TASK PROMPT — In the entries below, how many lines contain the string "text"? State the number and nothing else.

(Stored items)

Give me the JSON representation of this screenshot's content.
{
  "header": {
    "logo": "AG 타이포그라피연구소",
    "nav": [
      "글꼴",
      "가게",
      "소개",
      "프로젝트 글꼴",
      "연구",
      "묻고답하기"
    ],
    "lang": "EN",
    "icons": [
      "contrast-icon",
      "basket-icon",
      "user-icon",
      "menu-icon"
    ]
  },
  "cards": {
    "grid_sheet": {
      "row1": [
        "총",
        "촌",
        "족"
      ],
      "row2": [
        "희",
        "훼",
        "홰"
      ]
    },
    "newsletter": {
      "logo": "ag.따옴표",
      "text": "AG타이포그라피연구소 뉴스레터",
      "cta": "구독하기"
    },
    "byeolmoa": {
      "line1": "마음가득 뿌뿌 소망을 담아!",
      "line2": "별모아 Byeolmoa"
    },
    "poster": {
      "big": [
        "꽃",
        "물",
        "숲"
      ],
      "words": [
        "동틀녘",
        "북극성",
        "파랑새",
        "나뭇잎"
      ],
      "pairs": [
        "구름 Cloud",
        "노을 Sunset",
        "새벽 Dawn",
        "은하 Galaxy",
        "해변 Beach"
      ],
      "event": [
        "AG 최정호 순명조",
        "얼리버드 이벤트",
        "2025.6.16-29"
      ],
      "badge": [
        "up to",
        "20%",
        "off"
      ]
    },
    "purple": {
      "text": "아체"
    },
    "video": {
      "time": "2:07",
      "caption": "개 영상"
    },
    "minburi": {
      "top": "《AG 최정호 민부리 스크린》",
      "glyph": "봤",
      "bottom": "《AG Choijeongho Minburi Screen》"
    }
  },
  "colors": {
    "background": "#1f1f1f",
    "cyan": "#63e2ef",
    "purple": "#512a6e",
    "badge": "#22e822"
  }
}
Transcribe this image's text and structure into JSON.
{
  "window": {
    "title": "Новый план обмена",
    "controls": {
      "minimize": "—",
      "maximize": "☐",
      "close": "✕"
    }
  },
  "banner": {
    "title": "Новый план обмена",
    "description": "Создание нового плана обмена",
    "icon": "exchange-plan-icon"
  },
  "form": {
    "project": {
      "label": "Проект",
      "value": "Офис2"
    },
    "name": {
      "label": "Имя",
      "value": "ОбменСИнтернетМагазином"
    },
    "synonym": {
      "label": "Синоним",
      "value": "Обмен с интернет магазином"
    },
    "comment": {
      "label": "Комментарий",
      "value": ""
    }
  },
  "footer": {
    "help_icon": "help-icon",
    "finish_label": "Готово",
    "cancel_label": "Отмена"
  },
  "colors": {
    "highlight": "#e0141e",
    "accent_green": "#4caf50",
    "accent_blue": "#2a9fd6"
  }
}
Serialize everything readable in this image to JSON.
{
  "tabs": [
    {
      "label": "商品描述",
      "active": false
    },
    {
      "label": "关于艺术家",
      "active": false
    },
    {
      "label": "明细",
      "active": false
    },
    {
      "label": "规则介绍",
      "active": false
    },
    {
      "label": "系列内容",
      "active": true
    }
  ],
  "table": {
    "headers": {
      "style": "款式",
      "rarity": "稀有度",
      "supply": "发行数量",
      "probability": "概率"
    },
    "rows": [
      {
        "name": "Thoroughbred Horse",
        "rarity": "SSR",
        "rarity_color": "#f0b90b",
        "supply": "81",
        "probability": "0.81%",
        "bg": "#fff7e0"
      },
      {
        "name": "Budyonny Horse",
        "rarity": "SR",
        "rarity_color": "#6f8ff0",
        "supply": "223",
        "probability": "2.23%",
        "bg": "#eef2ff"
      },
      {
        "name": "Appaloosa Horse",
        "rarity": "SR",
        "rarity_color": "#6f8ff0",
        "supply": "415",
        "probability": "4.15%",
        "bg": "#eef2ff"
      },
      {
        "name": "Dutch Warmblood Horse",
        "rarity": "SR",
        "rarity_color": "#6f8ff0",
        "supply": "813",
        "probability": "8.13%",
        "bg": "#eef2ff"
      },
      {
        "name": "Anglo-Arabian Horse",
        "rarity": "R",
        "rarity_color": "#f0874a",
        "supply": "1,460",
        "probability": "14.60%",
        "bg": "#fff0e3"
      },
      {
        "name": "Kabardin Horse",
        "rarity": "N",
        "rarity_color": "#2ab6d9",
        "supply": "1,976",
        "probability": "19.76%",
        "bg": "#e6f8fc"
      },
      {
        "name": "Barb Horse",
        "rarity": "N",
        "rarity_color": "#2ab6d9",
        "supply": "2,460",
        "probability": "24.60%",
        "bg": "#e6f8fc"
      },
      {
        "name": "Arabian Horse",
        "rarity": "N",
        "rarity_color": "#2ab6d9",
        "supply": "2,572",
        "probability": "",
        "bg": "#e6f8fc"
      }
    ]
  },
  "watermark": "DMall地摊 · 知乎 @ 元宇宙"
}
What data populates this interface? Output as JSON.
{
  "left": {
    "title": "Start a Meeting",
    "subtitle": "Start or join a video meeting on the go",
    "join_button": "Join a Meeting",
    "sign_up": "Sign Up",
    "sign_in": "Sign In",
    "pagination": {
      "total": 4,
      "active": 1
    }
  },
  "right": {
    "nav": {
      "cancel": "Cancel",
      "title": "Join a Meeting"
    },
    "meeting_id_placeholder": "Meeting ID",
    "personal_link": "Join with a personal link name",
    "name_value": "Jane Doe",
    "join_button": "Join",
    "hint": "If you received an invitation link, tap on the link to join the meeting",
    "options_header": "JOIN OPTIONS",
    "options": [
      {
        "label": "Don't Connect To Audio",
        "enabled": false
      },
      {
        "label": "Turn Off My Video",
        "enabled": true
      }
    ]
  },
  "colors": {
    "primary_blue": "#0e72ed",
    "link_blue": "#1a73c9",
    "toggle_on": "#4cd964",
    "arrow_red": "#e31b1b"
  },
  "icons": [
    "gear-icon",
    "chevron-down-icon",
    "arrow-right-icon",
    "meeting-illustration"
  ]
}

OUTPUT FOR THIS EXERCISE — 3